Quite a few people have asked us why we wanted to adopt a baby. There are many reasons and circumstances which led us to this point. This response was written on May 30th 2010, four days after our successful adoption hearing in the High Court of Malawi; at this time, we had been living and working in Malawi for four years:
In some ways, the answer is incredibly simple. Working as doctors in Malawi, we see parents dying every week on the wards, often leaving very young children. The extended family often struggles to cope. We hear of children being abandoned, with desperate relatives seeing no other solution. There are too many children here without families, with a future which seems so uncertain. We longed for a home filled with children, and to be able to give a home and a family to an orphaned child was to be a great privilege.
When we were first married, we became frustrated by those who discussed contraception and childbearing as issues completely within human control. Adoption was often seen as a last resort, something only considered when all other avenues had been exhausted. Sometimes it is easier to form your stance on an issue when it does not affect you directly. Through the Christian Medical Fellowship we were encouraged to consider biblical truth regarding issues of life and death, including matters surrounding fertility treatments, contraception and abortion.

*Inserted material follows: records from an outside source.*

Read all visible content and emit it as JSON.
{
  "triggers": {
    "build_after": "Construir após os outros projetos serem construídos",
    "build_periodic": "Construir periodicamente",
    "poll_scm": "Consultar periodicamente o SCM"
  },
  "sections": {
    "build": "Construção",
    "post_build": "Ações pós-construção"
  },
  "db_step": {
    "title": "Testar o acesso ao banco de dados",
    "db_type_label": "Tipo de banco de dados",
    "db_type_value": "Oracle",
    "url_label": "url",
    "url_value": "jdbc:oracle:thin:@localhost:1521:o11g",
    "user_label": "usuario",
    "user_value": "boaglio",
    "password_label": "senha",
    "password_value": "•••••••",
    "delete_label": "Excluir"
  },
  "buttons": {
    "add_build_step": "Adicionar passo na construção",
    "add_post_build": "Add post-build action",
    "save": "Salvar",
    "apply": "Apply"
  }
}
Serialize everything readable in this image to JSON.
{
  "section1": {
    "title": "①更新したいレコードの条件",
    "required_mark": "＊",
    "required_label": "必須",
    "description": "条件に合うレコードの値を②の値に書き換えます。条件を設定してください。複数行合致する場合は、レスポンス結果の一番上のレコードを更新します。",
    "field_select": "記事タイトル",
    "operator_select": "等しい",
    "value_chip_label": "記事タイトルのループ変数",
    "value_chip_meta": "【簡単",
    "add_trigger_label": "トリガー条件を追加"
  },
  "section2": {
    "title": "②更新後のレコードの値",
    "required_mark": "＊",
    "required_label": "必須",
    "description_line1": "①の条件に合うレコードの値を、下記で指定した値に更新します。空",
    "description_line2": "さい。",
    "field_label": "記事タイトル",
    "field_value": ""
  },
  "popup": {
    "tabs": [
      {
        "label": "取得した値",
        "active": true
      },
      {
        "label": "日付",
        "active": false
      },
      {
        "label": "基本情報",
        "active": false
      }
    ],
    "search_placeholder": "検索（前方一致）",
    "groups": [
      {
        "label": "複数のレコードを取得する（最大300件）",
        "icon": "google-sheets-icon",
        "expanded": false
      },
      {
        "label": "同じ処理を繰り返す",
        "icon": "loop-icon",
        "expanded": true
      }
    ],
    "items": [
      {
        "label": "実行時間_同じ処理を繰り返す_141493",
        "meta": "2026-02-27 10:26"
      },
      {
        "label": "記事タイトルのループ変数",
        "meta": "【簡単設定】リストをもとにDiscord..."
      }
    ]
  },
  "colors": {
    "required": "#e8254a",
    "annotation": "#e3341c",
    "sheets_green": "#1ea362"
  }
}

The Bible makes clear that life begins long before birth. God reminded the prophet Jeremiah: ‘Before I formed you in the womb, I knew you’. A new life does not come about by accident. Scripture makes it abundantly clear that murder is contrary to the will of God; so most Christians would agree that termination of pregnancy is wrong. However, if women requesting termination are counselled to consider alternatives, including putting the child forward for adoption, how should Christians respond? These children need a loving home where they will be nurtured.
We met many families who have adopted; each told a story of blessing and grace. We asked frank questions, and received mentalhealthdrugs adderall honest, helpful answers. Each conversation increased our certainty that we should adopt. Nobody has pretended that things are always easy. However, I don’t know any family with biological children who would claim this either!
Our decision to adopt was also shaped by our understanding of the gospel. As Christians, we are adopted into God’s family. We were lost, helpless, without stability or direction and yet we have become heirs with Christ. I feel intensely aware of this. In the church I meet people who are my brothers and sisters, knowing a bond and a closeness which I never knew growing up in my home.
A biological link means something, but true Christian fellowship is far greater. God rescued us from darkness, slavery, pain and death, bringing us into his kingdom of light, freedom, joy, peace and everlasting life. ‘For you did not receive the spirit of bondage again to fear, but you received the Spirit of sonship by whom you cry out, “Abba, Father”. The Spirit himself bears witness with our spirit that we are children of God, and if children, then heirs – heirs of God and joint heirs with Christ’. We are shown grace – the abundant blessing of God which we could never have earned through our own actions. We are given a brand new start. John Piper describes adoption as ‘the heart of the gospel’ mirroring many aspects of our salvation in Christ. In adoption, a child is taken from a difficult situation and given a new start. The child is given the same legal rights as a biological child. The orphan who had no family is given a home.
 Jeremiah 1:5
 Exodus 20:13; Matthew 5:21; Romans 13:9
 Colossians 1:13
 Romans 8:22
 1 John 3:14
 Ephesians 5:8
 Romans 8:21; 2 Corinthians 3:17; Galatians 5:1
 Romans 14:17; Galatians 5:22
 John 14:27; Romans 14:17
 Romans 5:21
 Romans 8:15-17
 Romans 5:15-21
 Psalm 14:3; Romans 3:12,
 John 3:3; Galatians 6:15
 Piper J. Adoption: the heart of the gospel. bit.ly/pqlhVJ